** Opening Given records block **

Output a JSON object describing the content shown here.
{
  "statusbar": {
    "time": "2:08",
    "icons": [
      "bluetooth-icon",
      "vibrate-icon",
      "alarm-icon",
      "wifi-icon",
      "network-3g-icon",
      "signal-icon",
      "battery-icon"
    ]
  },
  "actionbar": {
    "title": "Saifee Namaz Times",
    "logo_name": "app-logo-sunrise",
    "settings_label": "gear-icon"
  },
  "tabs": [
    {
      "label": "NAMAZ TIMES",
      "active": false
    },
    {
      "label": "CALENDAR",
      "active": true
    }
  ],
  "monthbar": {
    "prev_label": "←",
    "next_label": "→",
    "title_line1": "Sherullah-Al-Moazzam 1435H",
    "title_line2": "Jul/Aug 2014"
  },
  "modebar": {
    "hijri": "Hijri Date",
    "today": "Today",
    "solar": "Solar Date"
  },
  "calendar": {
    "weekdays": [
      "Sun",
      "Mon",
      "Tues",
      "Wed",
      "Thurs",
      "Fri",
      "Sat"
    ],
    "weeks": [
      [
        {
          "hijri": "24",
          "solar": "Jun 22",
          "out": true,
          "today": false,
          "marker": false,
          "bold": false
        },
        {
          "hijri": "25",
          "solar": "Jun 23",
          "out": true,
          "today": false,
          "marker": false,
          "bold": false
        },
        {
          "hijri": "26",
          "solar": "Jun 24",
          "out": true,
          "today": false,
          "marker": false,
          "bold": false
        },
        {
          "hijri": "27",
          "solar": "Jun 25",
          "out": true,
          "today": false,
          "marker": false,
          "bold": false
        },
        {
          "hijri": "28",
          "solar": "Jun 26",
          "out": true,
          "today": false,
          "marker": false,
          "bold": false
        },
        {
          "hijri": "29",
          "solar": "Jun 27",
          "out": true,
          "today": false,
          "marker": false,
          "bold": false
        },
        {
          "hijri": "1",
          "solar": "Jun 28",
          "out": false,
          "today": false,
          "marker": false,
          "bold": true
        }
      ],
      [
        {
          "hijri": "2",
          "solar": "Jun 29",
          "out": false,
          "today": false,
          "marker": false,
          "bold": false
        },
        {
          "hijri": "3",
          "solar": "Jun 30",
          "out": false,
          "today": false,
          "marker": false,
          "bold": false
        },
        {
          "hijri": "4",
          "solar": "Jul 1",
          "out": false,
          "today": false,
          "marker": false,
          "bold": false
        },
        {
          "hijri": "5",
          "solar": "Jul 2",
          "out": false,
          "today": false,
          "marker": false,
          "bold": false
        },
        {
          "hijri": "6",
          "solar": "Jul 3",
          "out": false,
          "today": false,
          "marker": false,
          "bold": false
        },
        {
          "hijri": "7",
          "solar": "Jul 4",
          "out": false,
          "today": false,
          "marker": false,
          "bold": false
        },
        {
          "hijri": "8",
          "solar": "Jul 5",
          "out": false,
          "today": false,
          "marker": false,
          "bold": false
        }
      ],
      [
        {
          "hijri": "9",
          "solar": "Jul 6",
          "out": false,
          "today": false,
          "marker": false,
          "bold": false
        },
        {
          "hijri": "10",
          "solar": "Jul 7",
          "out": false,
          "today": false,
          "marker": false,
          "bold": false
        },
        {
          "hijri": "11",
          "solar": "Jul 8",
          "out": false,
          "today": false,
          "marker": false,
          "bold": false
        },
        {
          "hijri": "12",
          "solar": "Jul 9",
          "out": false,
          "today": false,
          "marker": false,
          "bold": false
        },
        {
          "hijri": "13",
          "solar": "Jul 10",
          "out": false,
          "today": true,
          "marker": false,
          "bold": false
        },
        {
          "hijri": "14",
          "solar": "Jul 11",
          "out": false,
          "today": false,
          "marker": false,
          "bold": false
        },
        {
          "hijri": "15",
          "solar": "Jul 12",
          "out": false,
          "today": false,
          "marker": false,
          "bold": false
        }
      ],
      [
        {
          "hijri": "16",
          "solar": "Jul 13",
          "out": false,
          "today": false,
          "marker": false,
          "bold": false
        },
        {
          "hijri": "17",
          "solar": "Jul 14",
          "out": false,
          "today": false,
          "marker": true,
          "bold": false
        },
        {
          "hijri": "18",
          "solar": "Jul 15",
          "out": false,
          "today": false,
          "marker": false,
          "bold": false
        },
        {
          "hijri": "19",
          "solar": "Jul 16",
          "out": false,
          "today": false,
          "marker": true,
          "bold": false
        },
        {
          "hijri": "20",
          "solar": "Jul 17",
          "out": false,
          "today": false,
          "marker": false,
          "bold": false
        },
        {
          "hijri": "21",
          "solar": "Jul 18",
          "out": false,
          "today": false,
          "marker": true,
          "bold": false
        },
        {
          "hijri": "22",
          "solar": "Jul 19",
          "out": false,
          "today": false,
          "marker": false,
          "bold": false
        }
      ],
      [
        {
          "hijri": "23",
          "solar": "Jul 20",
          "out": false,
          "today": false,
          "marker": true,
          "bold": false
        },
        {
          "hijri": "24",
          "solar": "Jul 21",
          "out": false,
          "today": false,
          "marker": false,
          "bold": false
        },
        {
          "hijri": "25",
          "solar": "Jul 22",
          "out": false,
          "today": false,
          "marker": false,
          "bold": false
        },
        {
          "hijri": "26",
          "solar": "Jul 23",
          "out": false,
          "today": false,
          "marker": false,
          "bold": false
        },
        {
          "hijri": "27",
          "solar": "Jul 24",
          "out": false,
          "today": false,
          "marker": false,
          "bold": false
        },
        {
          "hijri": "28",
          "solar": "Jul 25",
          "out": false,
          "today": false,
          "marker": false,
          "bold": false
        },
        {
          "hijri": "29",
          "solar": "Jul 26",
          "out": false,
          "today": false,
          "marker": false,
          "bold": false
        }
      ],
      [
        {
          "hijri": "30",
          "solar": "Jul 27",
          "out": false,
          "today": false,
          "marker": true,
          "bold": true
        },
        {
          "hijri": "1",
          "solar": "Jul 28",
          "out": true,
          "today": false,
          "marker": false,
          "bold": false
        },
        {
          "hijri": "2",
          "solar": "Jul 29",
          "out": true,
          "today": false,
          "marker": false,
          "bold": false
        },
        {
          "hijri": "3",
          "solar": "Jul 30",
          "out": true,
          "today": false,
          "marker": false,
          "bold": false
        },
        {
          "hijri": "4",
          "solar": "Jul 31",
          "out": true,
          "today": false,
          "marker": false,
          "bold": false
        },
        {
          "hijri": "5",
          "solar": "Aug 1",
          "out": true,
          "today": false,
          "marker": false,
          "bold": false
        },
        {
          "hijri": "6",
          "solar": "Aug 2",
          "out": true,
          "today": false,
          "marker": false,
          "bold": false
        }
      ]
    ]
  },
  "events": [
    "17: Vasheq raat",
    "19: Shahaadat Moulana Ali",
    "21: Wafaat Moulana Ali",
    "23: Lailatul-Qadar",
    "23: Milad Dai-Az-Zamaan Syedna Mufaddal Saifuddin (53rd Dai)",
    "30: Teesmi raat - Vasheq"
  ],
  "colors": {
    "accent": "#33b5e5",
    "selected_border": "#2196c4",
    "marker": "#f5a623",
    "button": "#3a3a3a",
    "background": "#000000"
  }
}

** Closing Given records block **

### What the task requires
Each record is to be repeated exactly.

### Task answer
Output a JSON object describing the content shown here.
{
  "statusbar": {
    "time": "2:08",
    "icons": [
      "bluetooth-icon",
      "vibrate-icon",
      "alarm-icon",
      "wifi-icon",
      "network-3g-icon",
      "signal-icon",
      "battery-icon"
    ]
  },
  "actionbar": {
    "title": "Saifee Namaz Times",
    "logo_name": "app-logo-sunrise",
    "settings_label": "gear-icon"
  },
  "tabs": [
    {
      "label": "NAMAZ TIMES",
      "active": false
    },
    {
      "label": "CALENDAR",
      "active": true
    }
  ],
  "monthbar": {
    "prev_label": "←",
    "next_label": "→",
    "title_line1": "Sherullah-Al-Moazzam 1435H",
    "title_line2": "Jul/Aug 2014"
  },
  "modebar": {
    "hijri": "Hijri Date",
    "today": "Today",
    "solar": "Solar Date"
  },
  "calendar": {
    "weekdays": [
      "Sun",
      "Mon",
      "Tues",
      "Wed",
      "Thurs",
      "Fri",
      "Sat"
    ],
    "weeks": [
      [
        {
          "hijri": "24",
          "solar": "Jun 22",
          "out": true,
          "today": false,
          "marker": false,
          "bold": false
        },
        {
          "hijri": "25",
          "solar": "Jun 23",
          "out": true,
          "today": false,
          "marker": false,
          "bold": false
        },
        {
          "hijri": "26",
          "solar": "Jun 24",
          "out": true,
          "today": false,
          "marker": false,
          "bold": false
        },
        {
          "hijri": "27",
          "solar": "Jun 25",
          "out": true,
          "today": false,
          "marker": false,
          "bold": false
        },
        {
          "hijri": "28",
          "solar": "Jun 26",
          "out": true,
          "today": false,
          "marker": false,
          "bold": false
        },
        {
          "hijri": "29",
          "solar": "Jun 27",
          "out": true,
          "today": false,
          "marker": false,
          "bold": false
        },
        {
          "hijri": "1",
          "solar": "Jun 28",
          "out": false,
          "today": false,
          "marker": false,
          "bold": true
        }
      ],
      [
        {
          "hijri": "2",
          "solar": "Jun 29",
          "out": false,
          "today": false,
          "marker": false,
          "bold": false
        },
        {
          "hijri": "3",
          "solar": "Jun 30",
          "out": false,
          "today": false,
          "marker": false,
          "bold": false
        },
        {
          "hijri": "4",
          "solar": "Jul 1",
          "out": false,
          "today": false,
          "marker": false,
          "bold": false
        },
        {
          "hijri": "5",
          "solar": "Jul 2",
          "out": false,
          "today": false,
          "marker": false,
          "bold": false
        },
        {
          "hijri": "6",
          "solar": "Jul 3",
          "out": false,
          "today": false,
          "marker": false,
          "bold": false
        },
        {
          "hijri": "7",
          "solar": "Jul 4",
          "out": false,
          "today": false,
          "marker": false,
          "bold": false
        },
        {
          "hijri": "8",
          "solar": "Jul 5",
          "out": false,
          "today": false,
          "marker": false,
          "bold": false
        }
      ],
      [
        {
          "hijri": "9",
          "solar": "Jul 6",
          "out": false,
          "today": false,
          "marker": false,
          "bold": false
        },
        {
          "hijri": "10",
          "solar": "Jul 7",
          "out": false,
          "today": false,
          "marker": false,
          "bold": false
        },
        {
          "hijri": "11",
          "solar": "Jul 8",
          "out": false,
          "today": false,
          "marker": false,
          "bold": false
        },
        {
          "hijri": "12",
          "solar": "Jul 9",
          "out": false,
          "today": false,
          "marker": false,
          "bold": false
        },
        {
          "hijri": "13",
          "solar": "Jul 10",
          "out": false,
          "today": true,
          "marker": false,
          "bold": false
        },
        {
          "hijri": "14",
          "solar": "Jul 11",
          "out": false,
          "today": false,
          "marker": false,
          "bold": false
        },
        {
          "hijri": "15",
          "solar": "Jul 12",
          "out": false,
          "today": false,
          "marker": false,
          "bold": false
        }
      ],
      [
        {
          "hijri": "16",
          "solar": "Jul 13",
          "out": false,
          "today": false,
          "marker": false,
          "bold": false
        },
        {
          "hijri": "17",
          "solar": "Jul 14",
          "out": false,
          "today": false,
          "marker": true,
          "bold": false
        },
        {
          "hijri": "18",
          "solar": "Jul 15",
          "out": false,
          "today": false,
          "marker": false,
          "bold": false
        },
        {
          "hijri": "19",
          "solar": "Jul 16",
          "out": false,
          "today": false,
          "marker": true,
          "bold": false
        },
        {
          "hijri": "20",
          "solar": "Jul 17",
          "out": false,
          "today": false,
          "marker": false,
          "bold": false
        },
        {
          "hijri": "21",
          "solar": "Jul 18",
          "out": false,
          "today": false,
          "marker": true,
          "bold": false
        },
        {
          "hijri": "22",
          "solar": "Jul 19",
          "out": false,
          "today": false,
          "marker": false,
          "bold": false
        }
      ],
      [
        {
          "hijri": "23",
          "solar": "Jul 20",
          "out": false,
          "today": false,
          "marker": true,
          "bold": false
        },
        {
          "hijri": "24",
          "solar": "Jul 21",
          "out": false,
          "today": false,
          "marker": false,
          "bold": false
        },
        {
          "hijri": "25",
          "solar": "Jul 22",
          "out": false,
          "today": false,
          "marker": false,
          "bold": false
        },
        {
          "hijri": "26",
          "solar": "Jul 23",
          "out": false,
          "today": false,
          "marker": false,
          "bold": false
        },
        {
          "hijri": "27",
          "solar": "Jul 24",
          "out": false,
          "today": false,
          "marker": false,
          "bold": false
        },
        {
          "hijri": "28",
          "solar": "Jul 25",
          "out": false,
          "today": false,
          "marker": false,
          "bold": false
        },
        {
          "hijri": "29",
          "solar": "Jul 26",
          "out": false,
          "today": false,
          "marker": false,
          "bold": false
        }
      ],
      [
        {
          "hijri": "30",
          "solar": "Jul 27",
          "out": false,
          "today": false,
          "marker": true,
          "bold": true
        },
        {
          "hijri": "1",
          "solar": "Jul 28",
          "out": true,
          "today": false,
          "marker": false,
          "bold": false
        },
        {
          "hijri": "2",
          "solar": "Jul 29",
          "out": true,
          "today": false,
          "marker": false,
          "bold": false
        },
        {
          "hijri": "3",
          "solar": "Jul 30",
          "out": true,
          "today": false,
          "marker": false,
          "bold": false
        },
        {
          "hijri": "4",
          "solar": "Jul 31",
          "out": true,
          "today": false,
          "marker": false,
          "bold": false
        },
        {
          "hijri": "5",
          "solar": "Aug 1",
          "out": true,
          "today": false,
          "marker": false,
          "bold": false
        },
        {
          "hijri": "6",
          "solar": "Aug 2",
          "out": true,
          "today": false,
          "marker": false,
          "bold": false
        }
      ]
    ]
  },
  "events": [
    "17: Vasheq raat",
    "19: Shahaadat Moulana Ali",
    "21: Wafaat Moulana Ali",
    "23: Lailatul-Qadar",
    "23: Milad Dai-Az-Zamaan Syedna Mufaddal Saifuddin (53rd Dai)",
    "30: Teesmi raat - Vasheq"
  ],
  "colors": {
    "accent": "#33b5e5",
    "selected_border": "#2196c4",
    "marker": "#f5a623",
    "button": "#3a3a3a",
    "background": "#000000"
  }
}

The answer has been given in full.